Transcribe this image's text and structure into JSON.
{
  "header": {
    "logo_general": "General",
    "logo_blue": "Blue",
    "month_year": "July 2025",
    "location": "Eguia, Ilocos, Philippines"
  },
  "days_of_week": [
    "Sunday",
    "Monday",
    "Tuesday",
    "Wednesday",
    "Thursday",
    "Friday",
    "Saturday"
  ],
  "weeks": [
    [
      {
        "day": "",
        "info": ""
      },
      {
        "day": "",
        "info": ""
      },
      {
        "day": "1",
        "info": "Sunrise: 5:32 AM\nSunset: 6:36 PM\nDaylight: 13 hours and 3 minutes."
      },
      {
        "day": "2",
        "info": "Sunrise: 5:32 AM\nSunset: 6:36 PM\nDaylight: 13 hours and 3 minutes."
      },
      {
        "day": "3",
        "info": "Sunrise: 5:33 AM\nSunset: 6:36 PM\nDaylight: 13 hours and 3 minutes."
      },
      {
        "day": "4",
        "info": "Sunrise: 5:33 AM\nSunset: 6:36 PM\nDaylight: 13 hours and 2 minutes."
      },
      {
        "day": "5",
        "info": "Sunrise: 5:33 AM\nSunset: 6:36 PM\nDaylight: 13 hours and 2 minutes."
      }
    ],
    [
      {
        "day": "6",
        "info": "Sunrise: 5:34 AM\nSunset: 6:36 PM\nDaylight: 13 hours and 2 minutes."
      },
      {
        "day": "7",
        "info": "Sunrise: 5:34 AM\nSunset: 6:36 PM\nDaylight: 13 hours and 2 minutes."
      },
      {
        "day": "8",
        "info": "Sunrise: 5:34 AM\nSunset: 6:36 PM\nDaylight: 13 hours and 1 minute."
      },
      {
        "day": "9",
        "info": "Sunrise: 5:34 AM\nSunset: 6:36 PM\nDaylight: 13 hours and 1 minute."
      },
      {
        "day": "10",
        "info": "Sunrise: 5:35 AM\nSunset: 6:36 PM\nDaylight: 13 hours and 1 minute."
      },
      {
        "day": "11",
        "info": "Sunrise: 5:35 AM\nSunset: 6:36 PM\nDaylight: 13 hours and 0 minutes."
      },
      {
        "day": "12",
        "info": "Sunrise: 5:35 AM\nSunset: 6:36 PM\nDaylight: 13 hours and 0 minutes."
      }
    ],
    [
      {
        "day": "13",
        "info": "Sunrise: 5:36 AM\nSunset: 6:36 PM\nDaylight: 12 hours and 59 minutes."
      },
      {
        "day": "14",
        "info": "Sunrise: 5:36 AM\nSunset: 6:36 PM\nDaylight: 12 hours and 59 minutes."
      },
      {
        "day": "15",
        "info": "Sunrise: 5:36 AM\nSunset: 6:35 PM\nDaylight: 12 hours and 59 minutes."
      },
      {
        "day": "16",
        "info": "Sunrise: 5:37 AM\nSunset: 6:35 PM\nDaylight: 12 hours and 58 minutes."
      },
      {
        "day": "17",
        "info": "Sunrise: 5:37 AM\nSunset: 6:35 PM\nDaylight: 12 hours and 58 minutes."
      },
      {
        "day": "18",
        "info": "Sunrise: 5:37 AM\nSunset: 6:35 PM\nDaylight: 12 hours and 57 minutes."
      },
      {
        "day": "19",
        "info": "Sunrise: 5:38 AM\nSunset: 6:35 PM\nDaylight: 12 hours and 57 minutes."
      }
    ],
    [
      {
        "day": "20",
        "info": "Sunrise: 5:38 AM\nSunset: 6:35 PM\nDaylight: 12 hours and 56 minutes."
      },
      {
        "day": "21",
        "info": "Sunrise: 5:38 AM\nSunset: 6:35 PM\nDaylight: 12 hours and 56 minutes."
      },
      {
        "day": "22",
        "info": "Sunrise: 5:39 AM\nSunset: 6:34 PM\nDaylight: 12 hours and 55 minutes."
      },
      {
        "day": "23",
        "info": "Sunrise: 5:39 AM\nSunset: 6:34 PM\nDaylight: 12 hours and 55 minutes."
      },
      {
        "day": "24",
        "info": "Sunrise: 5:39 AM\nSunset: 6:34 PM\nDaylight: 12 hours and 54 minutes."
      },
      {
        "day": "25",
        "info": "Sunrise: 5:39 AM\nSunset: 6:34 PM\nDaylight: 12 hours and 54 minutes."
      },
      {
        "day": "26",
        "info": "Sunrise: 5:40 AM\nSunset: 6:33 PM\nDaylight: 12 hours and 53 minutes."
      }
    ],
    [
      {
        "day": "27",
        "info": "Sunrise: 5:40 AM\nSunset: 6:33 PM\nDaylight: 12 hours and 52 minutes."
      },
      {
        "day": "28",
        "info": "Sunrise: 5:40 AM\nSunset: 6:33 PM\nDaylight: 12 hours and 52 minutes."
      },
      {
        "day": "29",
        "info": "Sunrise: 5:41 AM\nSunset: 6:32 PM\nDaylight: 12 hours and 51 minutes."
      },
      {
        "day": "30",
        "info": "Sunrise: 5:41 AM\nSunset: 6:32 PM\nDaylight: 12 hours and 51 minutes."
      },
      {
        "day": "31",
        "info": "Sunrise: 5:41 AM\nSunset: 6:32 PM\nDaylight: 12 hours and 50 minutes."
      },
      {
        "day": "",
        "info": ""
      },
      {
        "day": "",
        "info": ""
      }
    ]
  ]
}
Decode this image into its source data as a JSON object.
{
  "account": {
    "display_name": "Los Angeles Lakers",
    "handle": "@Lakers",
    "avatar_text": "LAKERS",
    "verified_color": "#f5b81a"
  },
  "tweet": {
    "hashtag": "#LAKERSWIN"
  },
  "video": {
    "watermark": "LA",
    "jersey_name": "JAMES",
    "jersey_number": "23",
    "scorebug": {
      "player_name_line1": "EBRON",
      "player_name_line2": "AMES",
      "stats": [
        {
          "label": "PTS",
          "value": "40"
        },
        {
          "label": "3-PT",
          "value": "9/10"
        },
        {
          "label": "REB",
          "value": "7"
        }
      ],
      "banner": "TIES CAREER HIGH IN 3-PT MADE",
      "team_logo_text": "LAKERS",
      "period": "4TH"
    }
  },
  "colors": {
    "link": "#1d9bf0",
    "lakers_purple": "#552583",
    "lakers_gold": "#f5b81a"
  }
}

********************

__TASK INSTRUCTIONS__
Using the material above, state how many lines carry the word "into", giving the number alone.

__TASK RESULT__
2